Just to wrap up, because I realize that my time is running out, governments in Alberta and Ottawa need to stop seeing themselves merely as cheerleaders for the oil industry. Instead, they have to understand that Canada's natural resources, whether it's the oil sands or other resources, belong to Canadians. They have to understand that there's a difference between the narrow interests of oil companies and the broader interest of the public. Most importantly, we feel that governments need to start following the advice of former Alberta Premier Peter Lougheed, who has said that we need to start thinking like owners.
Responsible owners would set a more reasonable pace for development in the oil sands. Responsible owners would demand long-term job creation and value-added industries. Responsible owners would also negotiate more aggressively for fair royalties for the sale of our collectively owned public resources.

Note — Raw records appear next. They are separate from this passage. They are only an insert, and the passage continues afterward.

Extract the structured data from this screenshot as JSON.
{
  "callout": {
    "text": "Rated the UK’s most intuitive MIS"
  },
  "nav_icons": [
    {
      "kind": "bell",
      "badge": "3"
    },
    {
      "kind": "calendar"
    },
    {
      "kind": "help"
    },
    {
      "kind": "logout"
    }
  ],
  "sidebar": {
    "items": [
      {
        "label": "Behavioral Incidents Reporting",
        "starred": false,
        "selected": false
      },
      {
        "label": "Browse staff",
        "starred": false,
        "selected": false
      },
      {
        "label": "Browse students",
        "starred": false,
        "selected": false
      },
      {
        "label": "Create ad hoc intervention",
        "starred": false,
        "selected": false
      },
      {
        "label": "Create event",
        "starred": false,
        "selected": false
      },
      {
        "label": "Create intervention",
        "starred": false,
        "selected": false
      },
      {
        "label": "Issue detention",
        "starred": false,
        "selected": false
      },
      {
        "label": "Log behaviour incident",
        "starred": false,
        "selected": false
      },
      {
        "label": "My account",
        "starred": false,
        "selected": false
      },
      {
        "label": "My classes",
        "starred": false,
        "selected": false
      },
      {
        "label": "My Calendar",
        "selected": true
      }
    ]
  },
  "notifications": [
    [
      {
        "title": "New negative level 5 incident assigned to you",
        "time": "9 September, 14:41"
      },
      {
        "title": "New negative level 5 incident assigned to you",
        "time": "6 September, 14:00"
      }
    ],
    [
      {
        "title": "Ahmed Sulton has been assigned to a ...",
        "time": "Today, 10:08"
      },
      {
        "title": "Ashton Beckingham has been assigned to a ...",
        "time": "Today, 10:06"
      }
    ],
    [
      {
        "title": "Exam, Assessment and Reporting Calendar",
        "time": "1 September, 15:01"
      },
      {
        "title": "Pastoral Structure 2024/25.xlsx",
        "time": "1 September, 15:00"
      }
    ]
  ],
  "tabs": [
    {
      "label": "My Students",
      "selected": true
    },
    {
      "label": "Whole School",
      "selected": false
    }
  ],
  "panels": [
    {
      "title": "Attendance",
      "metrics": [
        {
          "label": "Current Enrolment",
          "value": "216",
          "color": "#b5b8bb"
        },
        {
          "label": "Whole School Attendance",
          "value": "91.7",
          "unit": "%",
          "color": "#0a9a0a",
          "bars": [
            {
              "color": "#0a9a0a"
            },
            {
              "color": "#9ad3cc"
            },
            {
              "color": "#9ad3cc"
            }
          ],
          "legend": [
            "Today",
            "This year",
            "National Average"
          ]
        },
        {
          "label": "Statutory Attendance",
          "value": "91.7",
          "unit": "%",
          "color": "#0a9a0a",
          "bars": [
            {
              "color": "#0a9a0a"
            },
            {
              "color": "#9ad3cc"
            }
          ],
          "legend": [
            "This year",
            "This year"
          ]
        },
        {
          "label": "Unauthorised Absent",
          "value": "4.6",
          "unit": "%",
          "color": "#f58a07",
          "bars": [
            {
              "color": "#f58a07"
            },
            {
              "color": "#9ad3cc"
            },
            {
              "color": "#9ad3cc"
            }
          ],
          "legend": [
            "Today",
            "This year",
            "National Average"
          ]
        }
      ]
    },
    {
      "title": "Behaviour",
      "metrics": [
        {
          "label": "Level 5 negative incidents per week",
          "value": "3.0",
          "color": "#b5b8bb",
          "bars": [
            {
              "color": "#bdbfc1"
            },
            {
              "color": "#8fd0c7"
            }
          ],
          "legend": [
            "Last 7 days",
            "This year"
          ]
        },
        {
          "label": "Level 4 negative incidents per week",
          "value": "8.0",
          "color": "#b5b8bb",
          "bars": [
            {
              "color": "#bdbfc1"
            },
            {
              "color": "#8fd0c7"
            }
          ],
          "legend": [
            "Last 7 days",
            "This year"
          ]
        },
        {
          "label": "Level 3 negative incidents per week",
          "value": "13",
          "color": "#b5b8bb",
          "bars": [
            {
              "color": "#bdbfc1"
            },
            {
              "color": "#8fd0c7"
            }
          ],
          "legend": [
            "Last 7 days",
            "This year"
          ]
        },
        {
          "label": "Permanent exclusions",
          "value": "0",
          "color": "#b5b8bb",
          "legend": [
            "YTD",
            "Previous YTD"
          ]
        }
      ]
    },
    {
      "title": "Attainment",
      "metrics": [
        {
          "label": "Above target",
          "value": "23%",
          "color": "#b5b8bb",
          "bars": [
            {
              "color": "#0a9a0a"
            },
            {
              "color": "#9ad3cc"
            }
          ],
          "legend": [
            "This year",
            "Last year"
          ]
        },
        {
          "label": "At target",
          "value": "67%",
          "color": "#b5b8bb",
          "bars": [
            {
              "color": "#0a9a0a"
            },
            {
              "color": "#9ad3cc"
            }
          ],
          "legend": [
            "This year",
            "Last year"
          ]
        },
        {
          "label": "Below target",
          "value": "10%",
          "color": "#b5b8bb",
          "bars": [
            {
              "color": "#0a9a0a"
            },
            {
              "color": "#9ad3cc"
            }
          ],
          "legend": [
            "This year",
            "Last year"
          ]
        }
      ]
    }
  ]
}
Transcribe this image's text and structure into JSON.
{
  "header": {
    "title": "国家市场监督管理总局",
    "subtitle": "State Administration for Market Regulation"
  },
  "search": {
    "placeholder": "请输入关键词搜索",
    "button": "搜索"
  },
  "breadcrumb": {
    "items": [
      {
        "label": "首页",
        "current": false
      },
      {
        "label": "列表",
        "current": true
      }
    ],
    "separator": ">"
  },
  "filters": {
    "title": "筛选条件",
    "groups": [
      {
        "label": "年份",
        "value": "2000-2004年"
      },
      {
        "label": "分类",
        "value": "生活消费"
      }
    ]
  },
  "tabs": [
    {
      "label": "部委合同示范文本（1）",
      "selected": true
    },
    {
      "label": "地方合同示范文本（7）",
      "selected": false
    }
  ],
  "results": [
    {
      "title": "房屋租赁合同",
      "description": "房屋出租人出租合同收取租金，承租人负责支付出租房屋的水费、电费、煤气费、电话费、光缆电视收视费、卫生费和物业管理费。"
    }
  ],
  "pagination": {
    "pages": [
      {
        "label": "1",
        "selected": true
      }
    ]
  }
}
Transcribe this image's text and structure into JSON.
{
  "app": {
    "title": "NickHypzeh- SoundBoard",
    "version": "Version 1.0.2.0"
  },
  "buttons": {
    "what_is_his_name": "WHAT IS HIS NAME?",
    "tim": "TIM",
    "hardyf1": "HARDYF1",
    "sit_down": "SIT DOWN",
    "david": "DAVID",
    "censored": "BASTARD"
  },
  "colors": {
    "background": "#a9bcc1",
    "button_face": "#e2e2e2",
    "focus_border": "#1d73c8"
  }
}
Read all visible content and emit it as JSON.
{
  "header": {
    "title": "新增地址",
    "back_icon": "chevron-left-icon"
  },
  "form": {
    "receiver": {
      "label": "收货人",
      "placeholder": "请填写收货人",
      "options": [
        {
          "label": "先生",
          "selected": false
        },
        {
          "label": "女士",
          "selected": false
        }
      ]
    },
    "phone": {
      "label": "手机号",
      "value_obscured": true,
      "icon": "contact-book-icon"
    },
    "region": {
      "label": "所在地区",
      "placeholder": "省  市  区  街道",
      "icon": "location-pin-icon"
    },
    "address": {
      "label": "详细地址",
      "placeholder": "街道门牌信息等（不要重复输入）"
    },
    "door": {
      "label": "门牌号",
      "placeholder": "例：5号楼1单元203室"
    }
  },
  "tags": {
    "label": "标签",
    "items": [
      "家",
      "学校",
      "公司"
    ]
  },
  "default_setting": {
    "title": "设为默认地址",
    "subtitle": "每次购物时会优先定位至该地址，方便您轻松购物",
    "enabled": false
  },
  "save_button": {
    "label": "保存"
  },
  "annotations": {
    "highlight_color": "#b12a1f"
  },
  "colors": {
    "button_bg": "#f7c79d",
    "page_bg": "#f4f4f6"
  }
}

Of course there is a fear that if we got more aggressive in terms of demanding more value-added job creation or more royalties, investment would decline in the industry. But we feel very strongly that this is not a serious concern, simply because only about 22% of available oil reserves in the world are open to investment and development by the kinds of private oil companies that work in Alberta. And fully half of those reserves are in Alberta.
That's what we, in the labour movement, call bargaining power. We can take a lesson from people like Peter Lougheed, people like Danny Williams, and even Sarah Palin, when she was Governor of Alaska. They took an aggressive approach to negotiating the best possible deal with energy companies, and the energy companies did not walk away from the table. In fact, all three of those jurisdictions enjoyed rapid growth and vibrant economies.
At the end of the day, there is an opportunity for us to move up the value ladder to create jobs, to set a more reasonable pace for the oil sands, and to make sure that Canadians benefit from the development of these very important resources in terms of both jobs and royalties. But it's going to take political will and a different direction than the one that has been set by this government to date.